How Voltage Affects Efficiency in an EUC?
Voltage is electrical pressure that your battery can provide to your EUC’s motor. The higher the voltage rating the more electrical power that can be delivered to your motor with less amperage (or current).
A closer look:
You can think of voltage (V) in an EUC as it relates to watts ( w) and amperage (A). The formula is:
A = W/V
For example, if you have an EUC with a motor power of 1000W running at 50V, the current is 1000W / 50V = 20A. An EUC with the same 1000W motor running at 100V will have a current of only 10A. Lower amperage means better efficiency with caveats as noted below.
If you use this watt-volt-amp formula, you’ll see that as the voltage rating of your EUC goes up, your amperage value decreases. This means that higher voltage EUC’s will require less electrical current to produce the same amount of work (watts) from the motor.
Another way to state this: High voltage EUC’s can turn your EUC motor with less electrical current (amps), which means less heat, less problems with voltage sag (due to reduced current load/draw), and overall less resistance. In the latter, a high voltage EUC must have a design to handle higher voltage to ensure that amperage is maintained without a concomitant increase in resistance. We can deduce the latter from Ohm’s Law (V=IR).
That’s why you’ll always see high performance EUCs, electric bikes and e-scooters with higher voltage electrical systems. Higher voltage provides more efficiency in the form of faster acceleration, faster top speeds and better torque.

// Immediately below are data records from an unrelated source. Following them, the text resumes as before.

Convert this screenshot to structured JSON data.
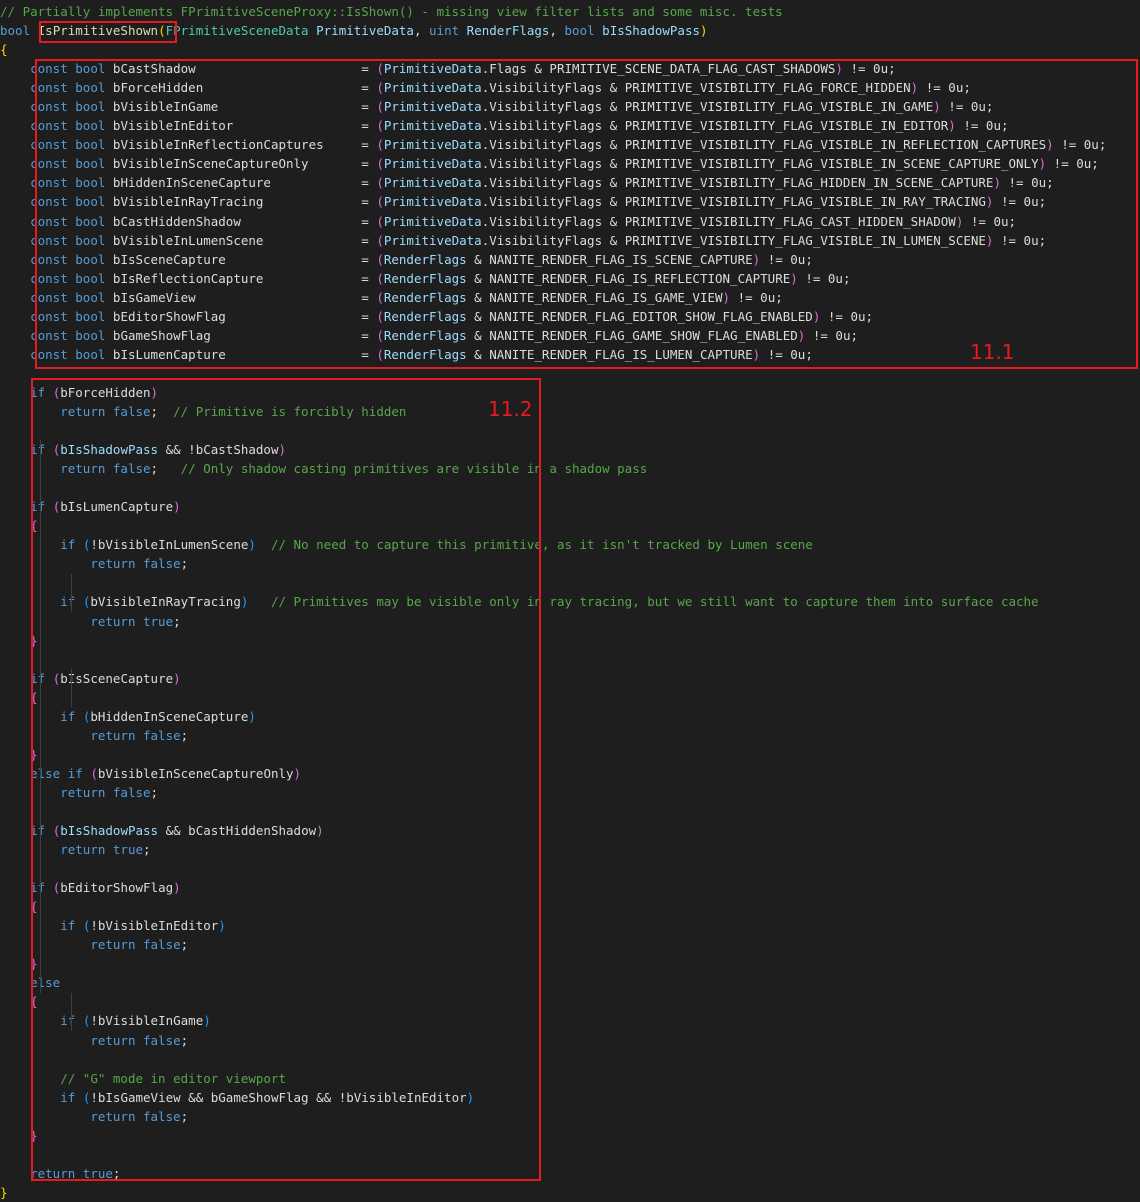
{
  "editor": {
    "comment_header": "// Partially implements FPrimitiveSceneProxy::IsShown() - missing view filter lists and some misc. tests",
    "signature": {
      "ret": "bool",
      "name": "IsPrimitiveShown",
      "p1_type": "FPrimitiveSceneData",
      "p1_name": "PrimitiveData",
      "p2_type": "uint",
      "p2_name": "RenderFlags",
      "p3_type": "bool",
      "p3_name": "bIsShadowPass"
    },
    "declarations": [
      {
        "name": "bCastShadow",
        "expr": "(PrimitiveData.Flags & PRIMITIVE_SCENE_DATA_FLAG_CAST_SHADOWS) != 0u;"
      },
      {
        "name": "bForceHidden",
        "expr": "(PrimitiveData.VisibilityFlags & PRIMITIVE_VISIBILITY_FLAG_FORCE_HIDDEN) != 0u;"
      },
      {
        "name": "bVisibleInGame",
        "expr": "(PrimitiveData.VisibilityFlags & PRIMITIVE_VISIBILITY_FLAG_VISIBLE_IN_GAME) != 0u;"
      },
      {
        "name": "bVisibleInEditor",
        "expr": "(PrimitiveData.VisibilityFlags & PRIMITIVE_VISIBILITY_FLAG_VISIBLE_IN_EDITOR) != 0u;"
      },
      {
        "name": "bVisibleInReflectionCaptures",
        "expr": "(PrimitiveData.VisibilityFlags & PRIMITIVE_VISIBILITY_FLAG_VISIBLE_IN_REFLECTION_CAPTURES) != 0u;"
      },
      {
        "name": "bVisibleInSceneCaptureOnly",
        "expr": "(PrimitiveData.VisibilityFlags & PRIMITIVE_VISIBILITY_FLAG_VISIBLE_IN_SCENE_CAPTURE_ONLY) != 0u;"
      },
      {
        "name": "bHiddenInSceneCapture",
        "expr": "(PrimitiveData.VisibilityFlags & PRIMITIVE_VISIBILITY_FLAG_HIDDEN_IN_SCENE_CAPTURE) != 0u;"
      },
      {
        "name": "bVisibleInRayTracing",
        "expr": "(PrimitiveData.VisibilityFlags & PRIMITIVE_VISIBILITY_FLAG_VISIBLE_IN_RAY_TRACING) != 0u;"
      },
      {
        "name": "bCastHiddenShadow",
        "expr": "(PrimitiveData.VisibilityFlags & PRIMITIVE_VISIBILITY_FLAG_CAST_HIDDEN_SHADOW) != 0u;"
      },
      {
        "name": "bVisibleInLumenScene",
        "expr": "(PrimitiveData.VisibilityFlags & PRIMITIVE_VISIBILITY_FLAG_VISIBLE_IN_LUMEN_SCENE) != 0u;"
      },
      {
        "name": "bIsSceneCapture",
        "expr": "(RenderFlags & NANITE_RENDER_FLAG_IS_SCENE_CAPTURE) != 0u;"
      },
      {
        "name": "bIsReflectionCapture",
        "expr": "(RenderFlags & NANITE_RENDER_FLAG_IS_REFLECTION_CAPTURE) != 0u;"
      },
      {
        "name": "bIsGameView",
        "expr": "(RenderFlags & NANITE_RENDER_FLAG_IS_GAME_VIEW) != 0u;"
      },
      {
        "name": "bEditorShowFlag",
        "expr": "(RenderFlags & NANITE_RENDER_FLAG_EDITOR_SHOW_FLAG_ENABLED) != 0u;"
      },
      {
        "name": "bGameShowFlag",
        "expr": "(RenderFlags & NANITE_RENDER_FLAG_GAME_SHOW_FLAG_ENABLED) != 0u;"
      },
      {
        "name": "bIsLumenCapture",
        "expr": "(RenderFlags & NANITE_RENDER_FLAG_IS_LUMEN_CAPTURE) != 0u;"
      }
    ],
    "body_lines": [
      "if (bForceHidden)",
      "return false;  // Primitive is forcibly hidden",
      "",
      "if (bIsShadowPass && !bCastShadow)",
      "return false;   // Only shadow casting primitives are visible in a shadow pass",
      "",
      "if (bIsLumenCapture)",
      "{",
      "if (!bVisibleInLumenScene)  // No need to capture this primitive, as it isn't tracked by Lumen scene",
      "return false;",
      "",
      "if (bVisibleInRayTracing)   // Primitives may be visible only in ray tracing, but we still want to capture them into surface cache",
      "return true;",
      "}",
      "",
      "if (bIsSceneCapture)",
      "{",
      "if (bHiddenInSceneCapture)",
      "return false;",
      "}",
      "else if (bVisibleInSceneCaptureOnly)",
      "return false;",
      "",
      "if (bIsShadowPass && bCastHiddenShadow)",
      "return true;",
      "",
      "if (bEditorShowFlag)",
      "{",
      "if (!bVisibleInEditor)",
      "return false;",
      "}",
      "else",
      "{",
      "if (!bVisibleInGame)",
      "return false;",
      "",
      "// \"G\" mode in editor viewport",
      "if (!bIsGameView && bGameShowFlag && !bVisibleInEditor)",
      "return false;",
      "}",
      "",
      "return true;"
    ],
    "brace_open": "{",
    "brace_close": "}"
  },
  "annotations": {
    "box1_label": "11.1",
    "box2_label": "11.2",
    "color": "#e51a22"
  },
  "syntax_colors": {
    "keyword": "#569cd6",
    "comment": "#57a64a",
    "function": "#dcdcaa",
    "type": "#4ec9b0",
    "default_text": "#dcdcdc",
    "background": "#1e1e1e"
  }
}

However, it’s important to reiterate the need to control heat generation in a high volt system. Too much voltage without proper lower resistance components can lead to excessive heat and thermal issues. For an EUC engineer, this may mean using larger, thicker wires, for example.
How Does a Higher Voltage Electric Unicycle Differ From a Lower Voltage EUC?

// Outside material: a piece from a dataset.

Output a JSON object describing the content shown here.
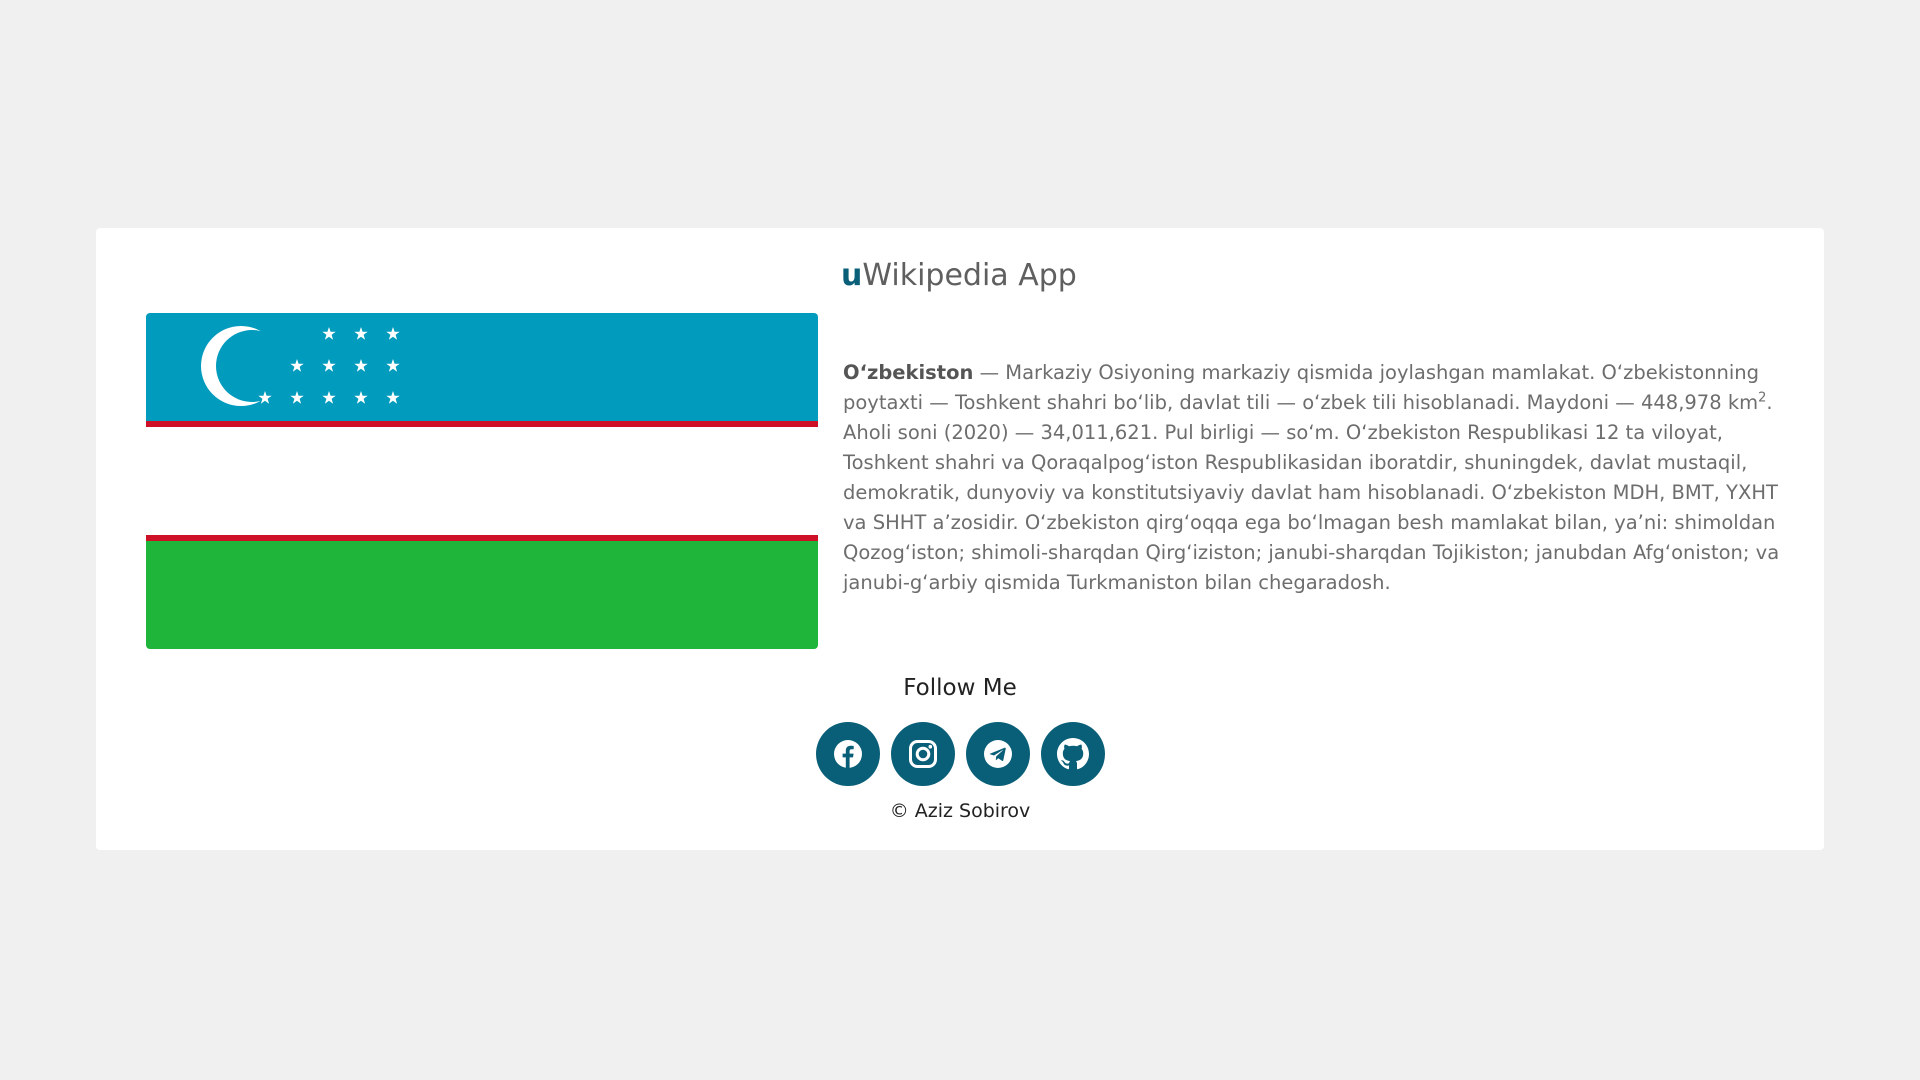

Voltage doesn’t determine an EUC’s range. Instead, the voltage of your battery determines how much electrical potential is available to generate work or watts to turn the motor. Higher voltage batteries (in high performance EUCs) will provide more power (or torque) at any given battery charge than a lower-voltage rated EUC.
In other words, your 126V Kingsong s20 will still provide you with more torque (hill climbing and acceleration) at 20% battery charge, than an 84V EUC with a similar battery size drained to the same amount.

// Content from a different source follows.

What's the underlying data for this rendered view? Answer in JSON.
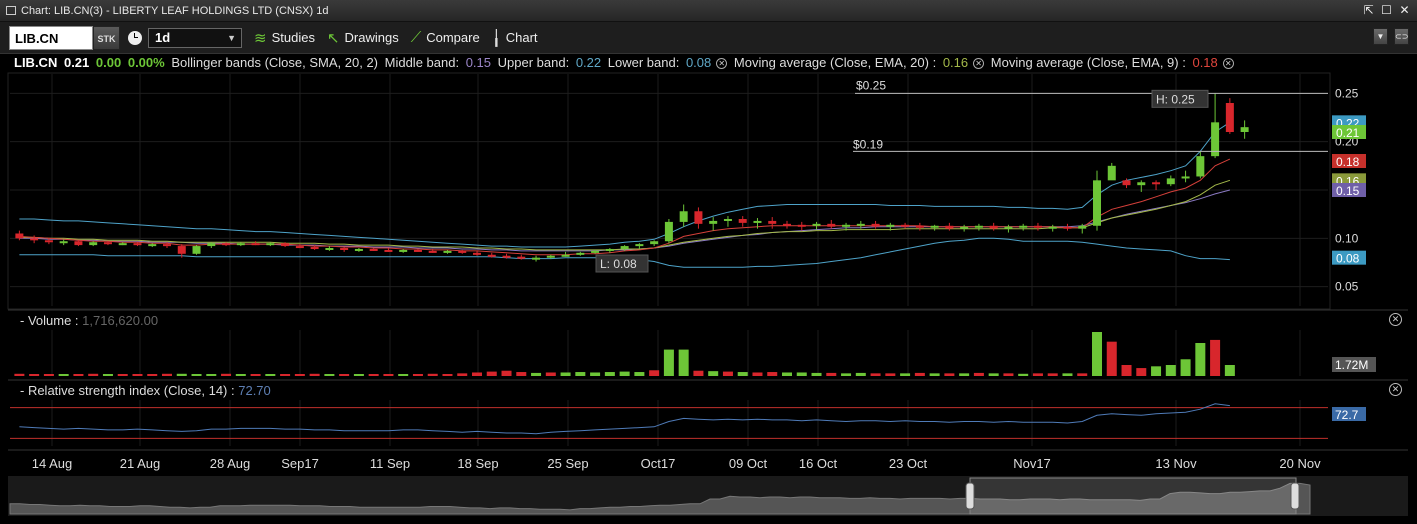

Frequently Asked Questions (FAQ)
How do I choose the right voltage for my electric unicycle?
There is no one-size-fits-all answer to this question, as the voltage that is right for you will depend on your needs and preferences. Some things to consider when choosing the right voltage include:
- Type of terrain you’ll be riding on
- Weight of the rider
- Desired speed and range
- Amount of power you need
What is the difference between a high and low voltage electric unicycle?
High voltage electric unicycles have more power and are more efficient than low voltage electric unicycles. Low voltage electric unicycles are better for smaller riders or those who mainly ride on flat terrain. High voltage electric unicycles can handle more strenuous riding and are better for larger riders or those who want more speed and range.
What are the benefits of a high voltage electric unicycle?
Standard benefits (potential, depending on EUC model and engineering):
- Higher top speed and range
- Less heat generated to achieve desired speeds and ranges
- More efficient (less heat, less voltage sag)
- Feel like you’re riding a supercar
How does a higher voltage electric unicycle affect an EUC?
Voltage doesn’t determine an EUC’s range (necessarily). Instead, you could simplify the idea about how voltage affects your overall performance with speed. A higher voltage EUC can provide you with more overall top speed than a lower voltage EUC.
Let’s put it together:
High voltage EUCs are more efficient than lower-voltage rated EUCs. This is because higher voltages will require less current (amperage) in order to turn the motor. This has the beneficial side effect of also protecting you from voltage sag when your battery drains lower and lower as you ride. With a higher voltage rated EUC, you can continue to demand motor torque for a longer period of time.
Did you find this article helpful? I’d love to get your feedback (good or bad). Leave me a comment below!